Cicchini, Michael D., and Amy B. Kushner. 2010. But they didn’t read me my rights!: myths, oddities, and lies about our legal system. Amherst, N.Y.: Prometheus Books.
Cicchini is a defense attorney and Kushner is a lecturer in English. Together they have come up with a easily readable book that makes law, even contract law and the law of easements, entertaining. The book begins with the obligatory disclaimer of all law books that nothing herein should be taken as actual legal advice and that laws can vary a lot from state to state. Then it is broken up into 12 sections: “That’s a crime?”, “Sex crimes”, “Problems with the police”, “Criminal process and procedure”, “Your day in criminal court”, “First kill all the lawyers”, “Contract Law: A deal is a deal.”, “Family law: love and marriage”, “Taxes: cuz I’m the taxman”, “Real property law: I know what’s mine”, “Torts: sue happy”, “Legal Education: So you want to be a lawyer?”
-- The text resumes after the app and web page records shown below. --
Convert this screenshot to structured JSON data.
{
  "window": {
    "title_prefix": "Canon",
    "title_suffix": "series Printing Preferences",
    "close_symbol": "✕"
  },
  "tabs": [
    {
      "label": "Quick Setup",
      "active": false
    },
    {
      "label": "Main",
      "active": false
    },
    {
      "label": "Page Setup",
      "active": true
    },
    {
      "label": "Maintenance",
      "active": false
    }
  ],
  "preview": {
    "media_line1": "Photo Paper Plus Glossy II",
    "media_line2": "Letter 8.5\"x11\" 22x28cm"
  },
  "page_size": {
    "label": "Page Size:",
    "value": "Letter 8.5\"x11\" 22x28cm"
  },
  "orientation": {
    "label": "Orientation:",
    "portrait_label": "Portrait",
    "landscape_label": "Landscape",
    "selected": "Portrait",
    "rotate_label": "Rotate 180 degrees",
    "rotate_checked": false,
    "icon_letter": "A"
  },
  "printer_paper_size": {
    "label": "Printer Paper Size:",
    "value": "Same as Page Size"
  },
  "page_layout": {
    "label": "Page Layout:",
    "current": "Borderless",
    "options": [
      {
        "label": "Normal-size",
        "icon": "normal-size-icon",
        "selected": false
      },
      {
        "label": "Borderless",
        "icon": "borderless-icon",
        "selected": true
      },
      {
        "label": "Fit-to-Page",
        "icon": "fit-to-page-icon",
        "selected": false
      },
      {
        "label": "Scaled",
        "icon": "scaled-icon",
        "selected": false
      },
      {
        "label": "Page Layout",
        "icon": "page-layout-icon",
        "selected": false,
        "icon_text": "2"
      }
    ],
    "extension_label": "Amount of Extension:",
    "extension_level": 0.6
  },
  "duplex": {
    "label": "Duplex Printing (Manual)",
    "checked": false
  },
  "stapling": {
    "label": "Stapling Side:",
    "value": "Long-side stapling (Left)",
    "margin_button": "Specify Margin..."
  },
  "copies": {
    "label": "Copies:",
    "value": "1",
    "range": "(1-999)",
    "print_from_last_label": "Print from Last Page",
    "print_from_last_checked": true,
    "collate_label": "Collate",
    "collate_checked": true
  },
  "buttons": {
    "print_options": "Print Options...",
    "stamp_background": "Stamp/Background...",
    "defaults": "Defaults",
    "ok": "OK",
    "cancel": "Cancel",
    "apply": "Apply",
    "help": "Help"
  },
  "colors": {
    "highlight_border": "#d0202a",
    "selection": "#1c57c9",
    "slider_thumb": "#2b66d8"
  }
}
Within these broad topic areas are two to seven chapters that are three to five pages in length. They can be read completely out of order according to your interest. People interested in a deep dive on these topics only have to consult the nearly 40 pages worth of endnotes citing articles, statutes and relevant case law. The book also comes with an acceptable index.
The subtitle of But They DIDN”T Read Me My Rights! is “Myths, Oddities, and Lies about our Legal System” and I think the book lives up to its subtitle. The biggest surprise for me is that once you involve law enforcement, you do not have a choice about pressing charges. This is detailed in chapter 20 and implied in chapter 19, where a son’s argument with parents leads to him to being charged in adult criminal court with felony misconduct for breaking a vase. The second biggest surprise comes from a staple of cop shows — reading someone their Miranda rights at the time of their arrest. It turns out that you only need to be apprised of your right to be silent if the police decide they are going to question you.
Although the individuals chapters are very entertaining, the book as a whole paints a picture of overly intrusive local, state and federal governments. The blame for this isn’t assigned to a political party, just laid out for the reader to pick up, with occaisonal remarks from the author. I like that this lesson is allowed to be experienced by the reader than wielded as a club by the writers.
Regardless of political persuasion or current interest in law, I predict that you will enjoy this book. You may also become disturbed. Aside from trying to be more involved in lawmaking, especially at the local and state levels, I’m not sure what we can do about it.
Rating – Five out of five stars